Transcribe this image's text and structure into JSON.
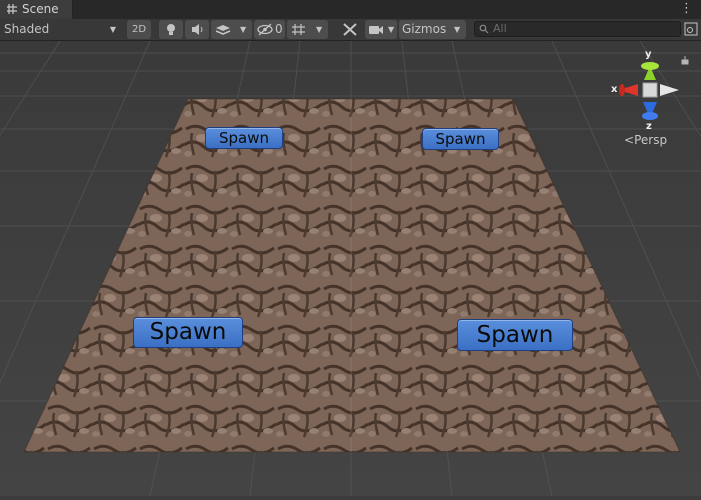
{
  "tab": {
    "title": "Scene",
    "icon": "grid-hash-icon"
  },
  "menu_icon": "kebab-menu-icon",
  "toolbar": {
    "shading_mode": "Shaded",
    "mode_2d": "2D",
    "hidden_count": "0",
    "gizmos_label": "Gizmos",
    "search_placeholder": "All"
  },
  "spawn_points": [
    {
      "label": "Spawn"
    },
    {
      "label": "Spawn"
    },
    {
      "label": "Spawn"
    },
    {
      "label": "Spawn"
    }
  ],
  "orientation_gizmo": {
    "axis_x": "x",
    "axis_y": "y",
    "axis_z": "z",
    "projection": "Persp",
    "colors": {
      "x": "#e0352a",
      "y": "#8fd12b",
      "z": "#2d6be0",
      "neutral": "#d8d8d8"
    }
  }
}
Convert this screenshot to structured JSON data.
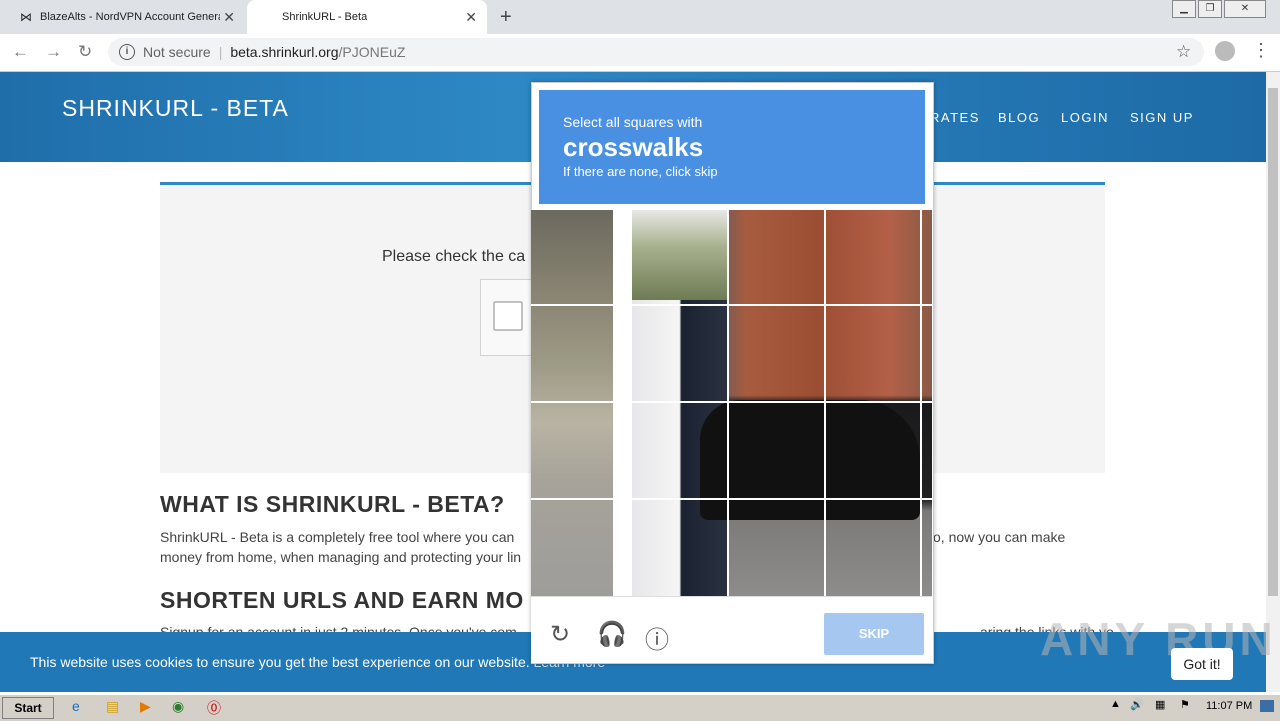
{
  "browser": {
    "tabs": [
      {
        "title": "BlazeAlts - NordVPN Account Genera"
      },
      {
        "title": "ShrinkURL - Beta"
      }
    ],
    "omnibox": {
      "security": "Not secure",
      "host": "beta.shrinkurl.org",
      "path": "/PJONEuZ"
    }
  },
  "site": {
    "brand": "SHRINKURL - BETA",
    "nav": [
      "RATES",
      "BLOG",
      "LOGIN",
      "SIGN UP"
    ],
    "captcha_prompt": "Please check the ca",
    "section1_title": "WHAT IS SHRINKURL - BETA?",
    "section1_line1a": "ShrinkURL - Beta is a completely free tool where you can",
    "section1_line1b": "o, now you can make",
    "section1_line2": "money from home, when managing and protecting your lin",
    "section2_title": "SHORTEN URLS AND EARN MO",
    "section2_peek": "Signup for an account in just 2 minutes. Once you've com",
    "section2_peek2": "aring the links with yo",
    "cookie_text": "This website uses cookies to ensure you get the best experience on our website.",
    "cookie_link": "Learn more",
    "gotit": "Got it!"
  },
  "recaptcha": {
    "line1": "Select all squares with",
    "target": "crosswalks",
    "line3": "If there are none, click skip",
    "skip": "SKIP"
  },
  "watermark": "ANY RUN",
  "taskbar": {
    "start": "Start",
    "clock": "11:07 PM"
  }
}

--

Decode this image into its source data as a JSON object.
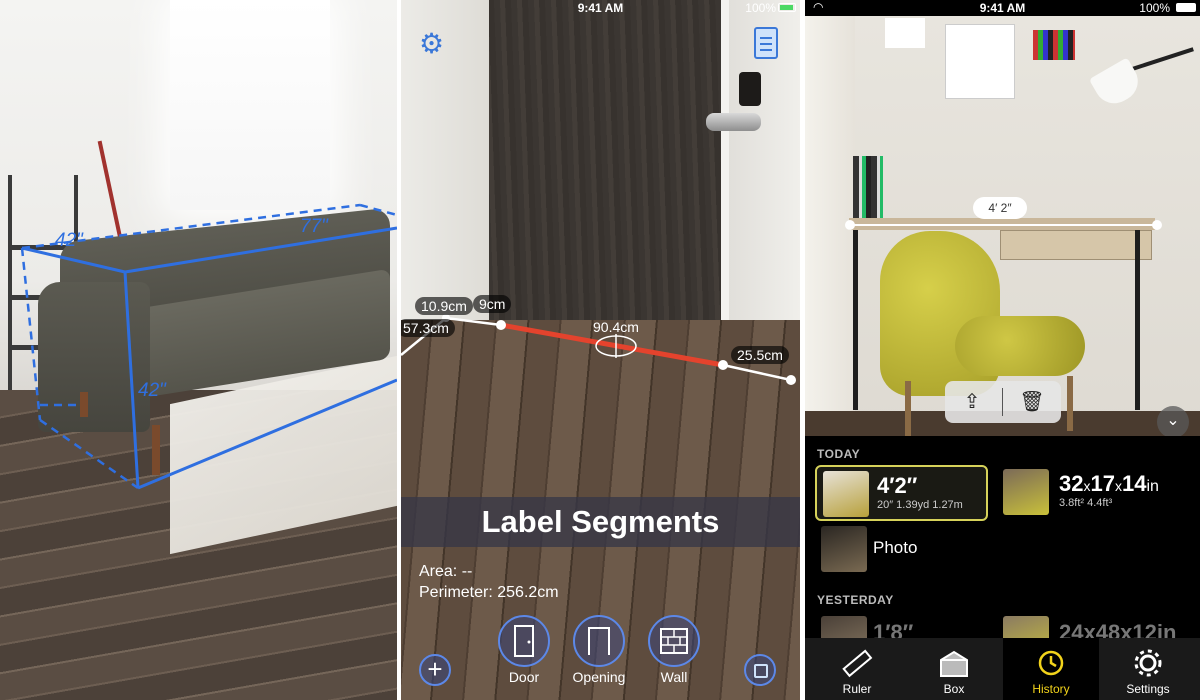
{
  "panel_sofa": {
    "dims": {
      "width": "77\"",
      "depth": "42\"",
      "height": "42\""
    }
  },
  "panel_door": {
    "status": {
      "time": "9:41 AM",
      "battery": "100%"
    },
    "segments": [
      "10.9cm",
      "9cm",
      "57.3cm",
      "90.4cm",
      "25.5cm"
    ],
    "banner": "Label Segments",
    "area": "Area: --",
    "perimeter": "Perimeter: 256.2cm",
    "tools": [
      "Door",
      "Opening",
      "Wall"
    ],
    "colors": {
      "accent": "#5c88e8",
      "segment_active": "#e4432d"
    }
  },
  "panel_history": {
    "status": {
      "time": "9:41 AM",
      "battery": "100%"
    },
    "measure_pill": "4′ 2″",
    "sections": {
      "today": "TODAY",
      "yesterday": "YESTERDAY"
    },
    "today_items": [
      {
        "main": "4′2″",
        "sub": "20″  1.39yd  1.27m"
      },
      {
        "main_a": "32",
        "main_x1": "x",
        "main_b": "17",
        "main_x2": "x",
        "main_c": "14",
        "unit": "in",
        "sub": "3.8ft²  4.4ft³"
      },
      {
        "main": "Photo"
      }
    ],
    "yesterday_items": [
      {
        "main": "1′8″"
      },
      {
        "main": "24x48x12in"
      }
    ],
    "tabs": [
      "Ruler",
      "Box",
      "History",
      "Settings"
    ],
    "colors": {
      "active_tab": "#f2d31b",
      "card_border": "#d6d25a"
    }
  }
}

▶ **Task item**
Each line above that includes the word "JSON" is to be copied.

▶ **Output**
Transcribe this image's text and structure into JSON.
Convert this screenshot to structured JSON data.
Decode this image into its source data as a JSON object.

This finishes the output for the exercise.